Foster's first insight is to compare this politics with Benjamin’s artist-as-producer, a model which might be described as class-forward (proletarian solidarity), but which I would liken to the artist-as-vanguard conceit discussed in a number of prior essays (e.g. Grant Kesters’ “The Sound of Breaking Glass). This suggests a simple progression (class politics –> identity politics) and thereby lays the foundation for a strawman-simple Marxist critique of the neoliberal (“here postcolonial, there proletarian,” pg. 303).

Were the essay not moving at a breakneck pace, Foster's paraphrase would be grounds for criticism. But Foster, to his credit, immediately proceeds to his own (deeply compelling, alternately poststructuralist and pragmatic) critique of the artist-as-ethnographer. In presuming the “other” is a real—and not ideological—category, what are we reifying? And how might a “politics of other and outside [detract] from a politics of here and now?” (304)

I find the framing of the site-specific work as institutional “inoculation” remarkably clear, remarkably cutting, and remarkably correct (as seen in prior UofC BA studio exhibitions). But its corollary—that “a strategic sense of complex imbrication is more pertinent to our postcolonial situation than a romantic proposal of simple opposition” (304)—is, to me, this essay's real call to action.

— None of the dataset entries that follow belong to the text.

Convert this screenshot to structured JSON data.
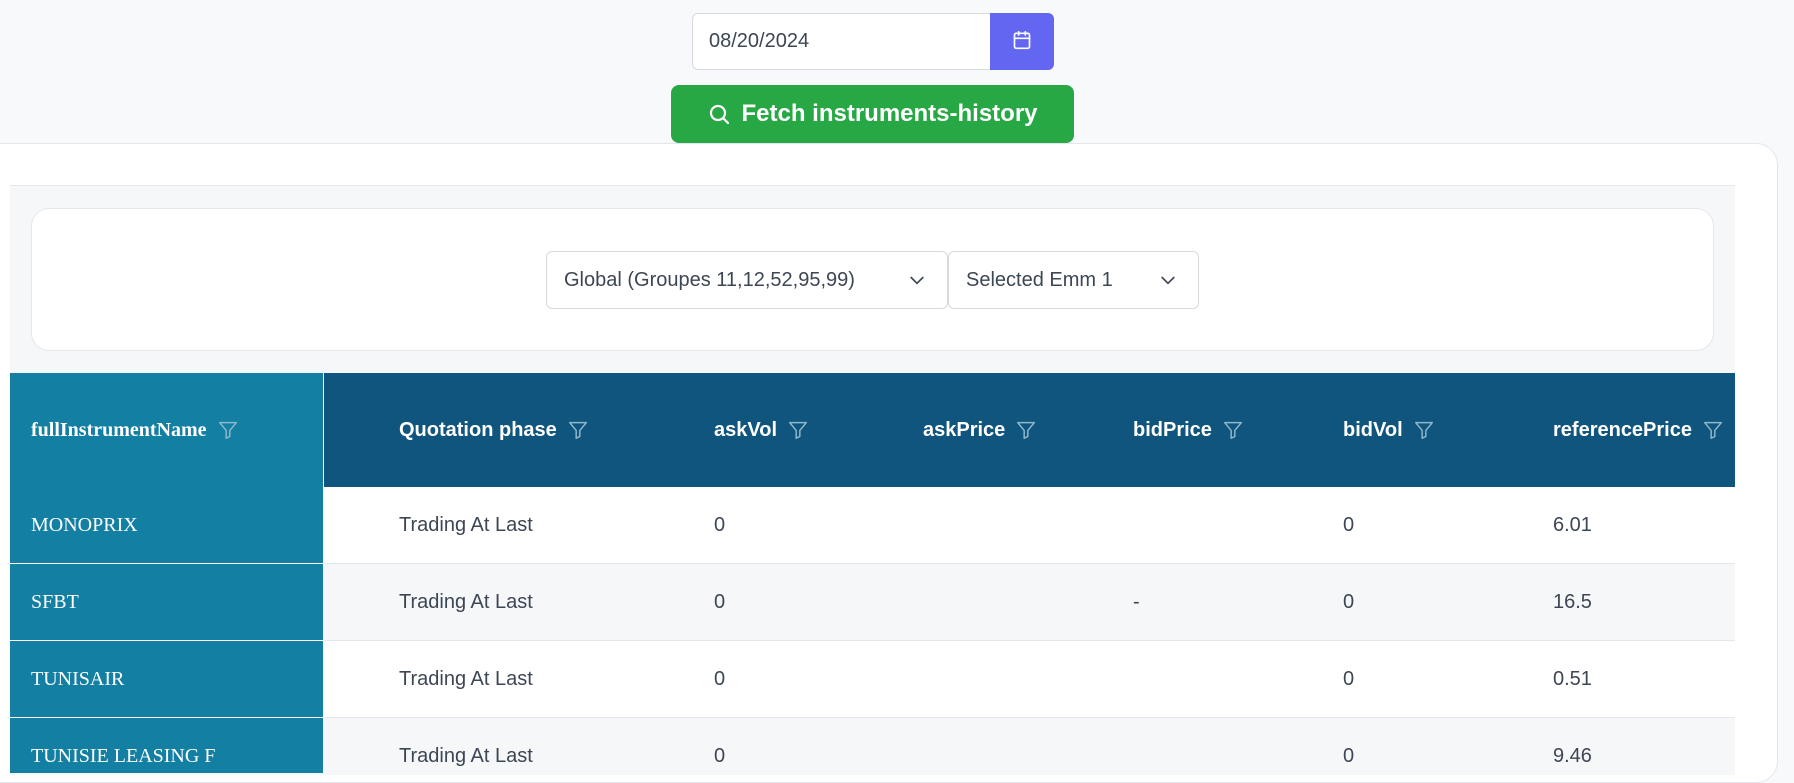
{
  "date_picker": {
    "value": "08/20/2024",
    "icon": "calendar-icon"
  },
  "fetch_button": {
    "label": "Fetch instruments-history",
    "icon": "search-icon",
    "color": "#28a745"
  },
  "filters": {
    "group_select": "Global (Groupes 11,12,52,95,99)",
    "emm_select": "Selected Emm 1"
  },
  "table": {
    "pinned_column_header": "fullInstrumentName",
    "columns": [
      "Quotation phase",
      "askVol",
      "askPrice",
      "bidPrice",
      "bidVol",
      "referencePrice"
    ],
    "rows": [
      {
        "name": "MONOPRIX",
        "phase": "Trading At Last",
        "askVol": "0",
        "askPrice": "",
        "bidPrice": "",
        "bidVol": "0",
        "referencePrice": "6.01"
      },
      {
        "name": "SFBT",
        "phase": "Trading At Last",
        "askVol": "0",
        "askPrice": "",
        "bidPrice": "-",
        "bidVol": "0",
        "referencePrice": "16.5"
      },
      {
        "name": "TUNISAIR",
        "phase": "Trading At Last",
        "askVol": "0",
        "askPrice": "",
        "bidPrice": "",
        "bidVol": "0",
        "referencePrice": "0.51"
      },
      {
        "name": "TUNISIE LEASING F",
        "phase": "Trading At Last",
        "askVol": "0",
        "askPrice": "",
        "bidPrice": "",
        "bidVol": "0",
        "referencePrice": "9.46"
      }
    ]
  },
  "colors": {
    "accent": "#6366f1",
    "header_bg": "#10557e",
    "pinned_bg": "#137fa3"
  }
}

To exemplify the failure of such “romantic proposals,” if I might lapse into a personal object-study: post-Trump, a number of butcher-paper prints (a la Bansky) appeared around Hyde Park. Later, while studying in London, I found that the anti-gentrification art of Hackney also took the form of wheatpaste prints and stenciled spray-paint spatter. Why romanticize a fascist aesthetics for “resistance?” (The appropriation of pseudo-socialist realistic stylization in such “political” art is another question). Are they not aware that U.S. Army propaganda instead approaches CGI blockbuster hyperrealism; that it is narrowcasted and focus-grouped? Have they even heard of Palantir?

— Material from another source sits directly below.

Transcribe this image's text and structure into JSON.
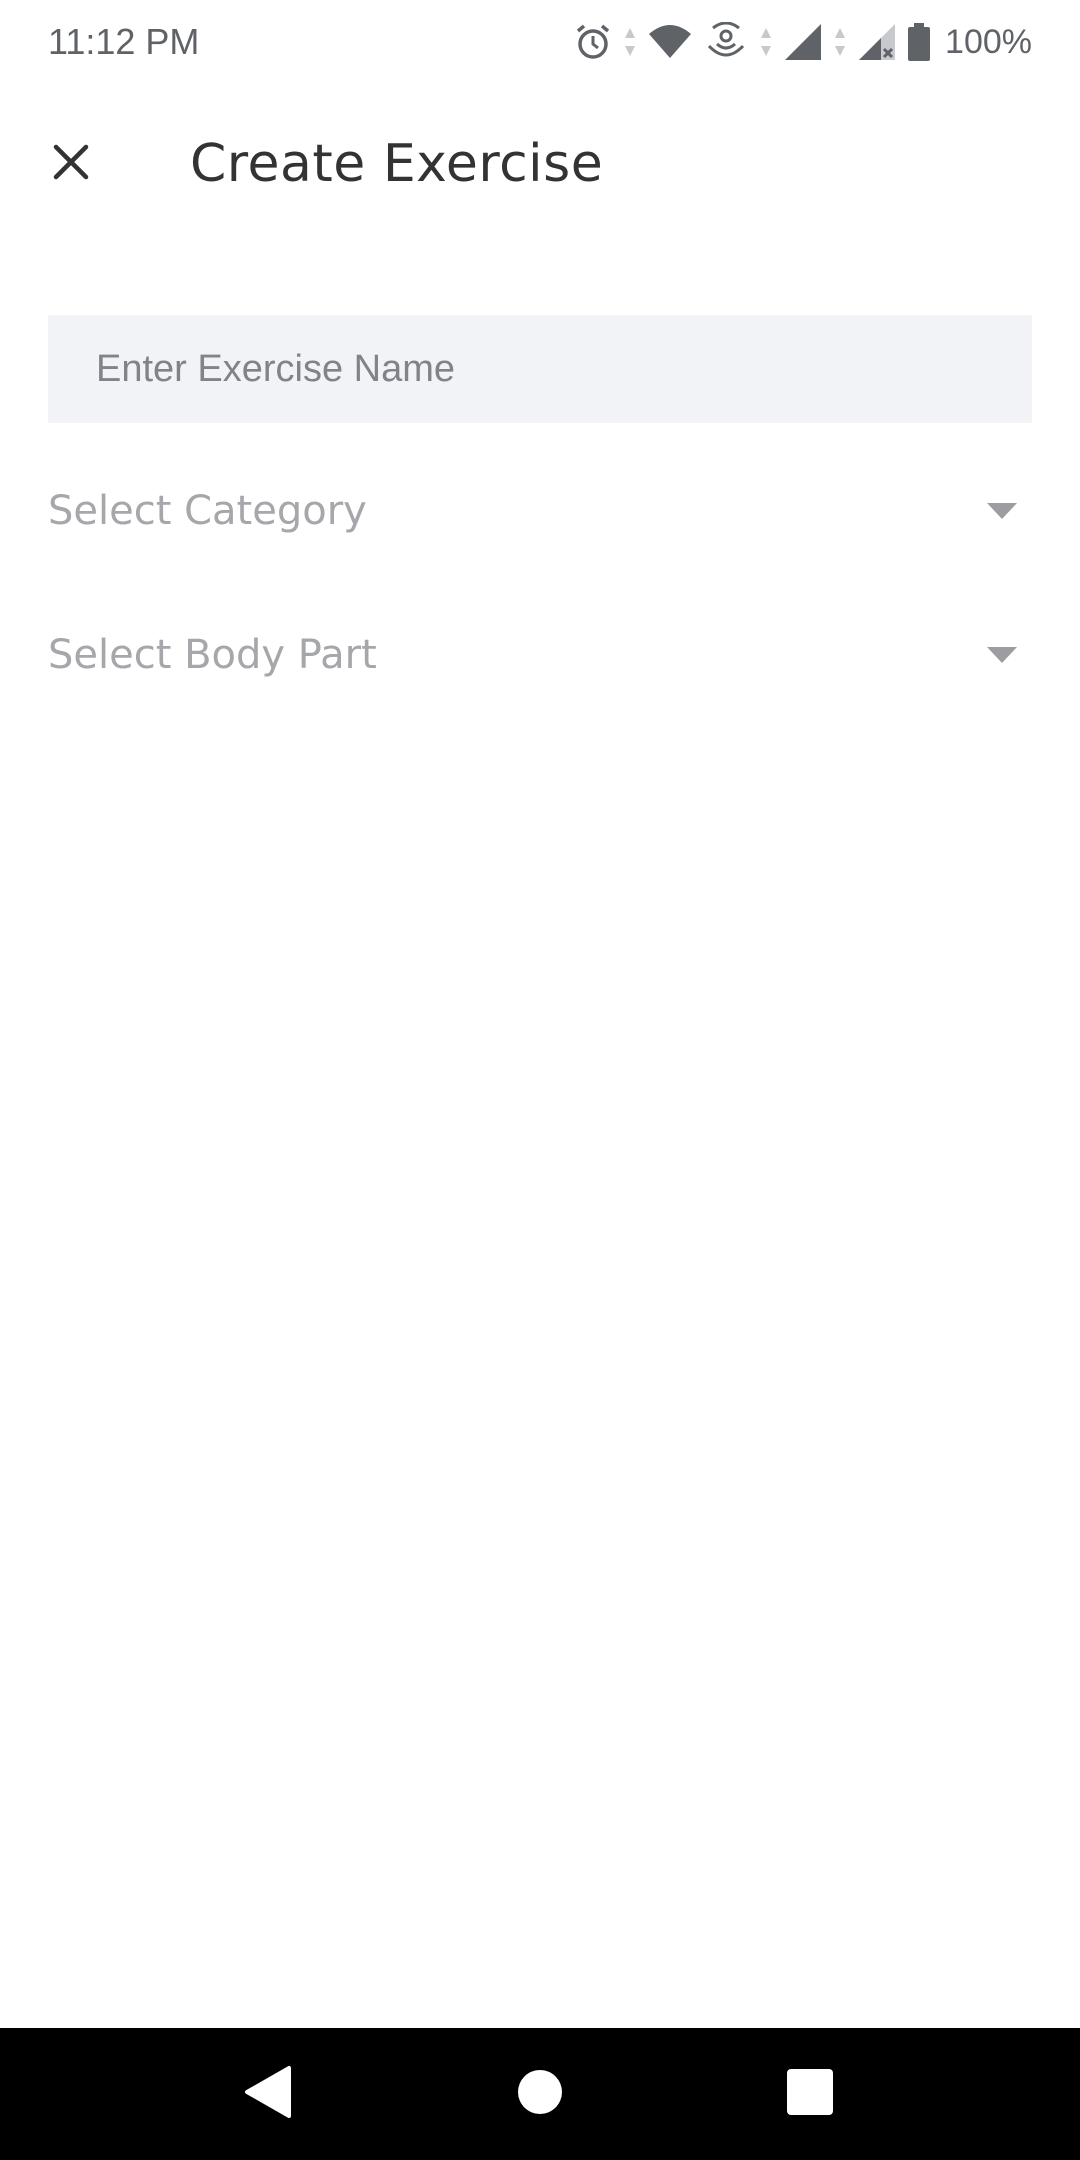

As evinced by the prior paragraph, the applicability of Foster's essay is obvious, immersed as we are in an aesthetics of authenticity (the ahistorical non-place mélange of exposed brick and exposed lightbulbs; the millennial fetish of exposed machinery or periphery as critique).

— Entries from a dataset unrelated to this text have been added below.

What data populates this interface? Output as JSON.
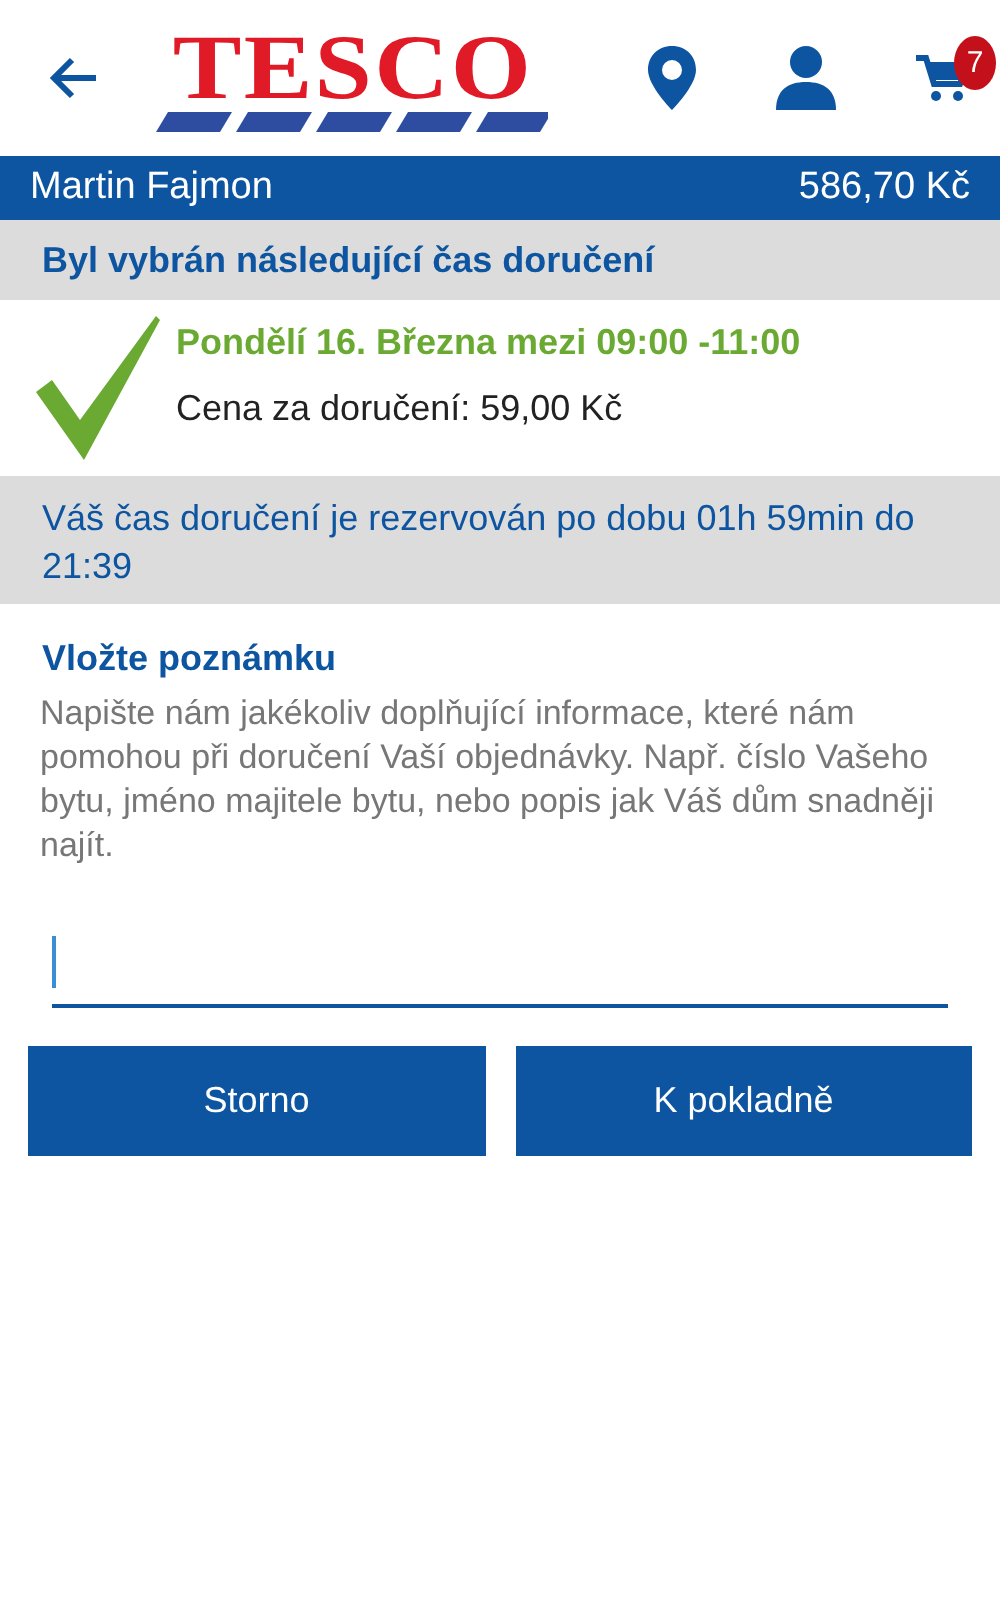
{
  "header": {
    "logo": "TESCO",
    "cart_count": "7"
  },
  "account_bar": {
    "name": "Martin Fajmon",
    "balance": "586,70 Kč"
  },
  "selected_heading": "Byl vybrán následující čas doručení",
  "delivery": {
    "slot": "Pondělí 16. Března mezi 09:00 -11:00",
    "price": "Cena za doručení: 59,00 Kč"
  },
  "reservation_notice": "Váš čas doručení je rezervován po dobu 01h 59min do 21:39",
  "note": {
    "title": "Vložte poznámku",
    "description": "Napište nám jakékoliv doplňující informace, které nám pomohou při doručení Vaší objednávky. Např. číslo Vašeho bytu, jméno majitele bytu, nebo popis jak Váš dům snadněji najít.",
    "focused": true
  },
  "buttons": [
    {
      "label": "Storno"
    },
    {
      "label": "K pokladně"
    }
  ]
}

But it is one of the Foster's more oblique implications—projection—that is useful for thinking through Juan Downey's work. If “the cultural other, [reflects] an ideal image of the anthropologist, artist, critic, or historian,” (304-305), what work are Downey's subjects doing? Though Downey's Video Trans Americas has been considered a disassembly of the conventional ethnographic project, does it simply shift the burden of proof within the frame? (See: “the other is admired as one who plays with representation, subverts gender, and so on. In all these ways the artist, critic, or historian projects his or her practice onto the field of the other, where it is read not only as authentically indigenous but as innovatively political,” pg. 307).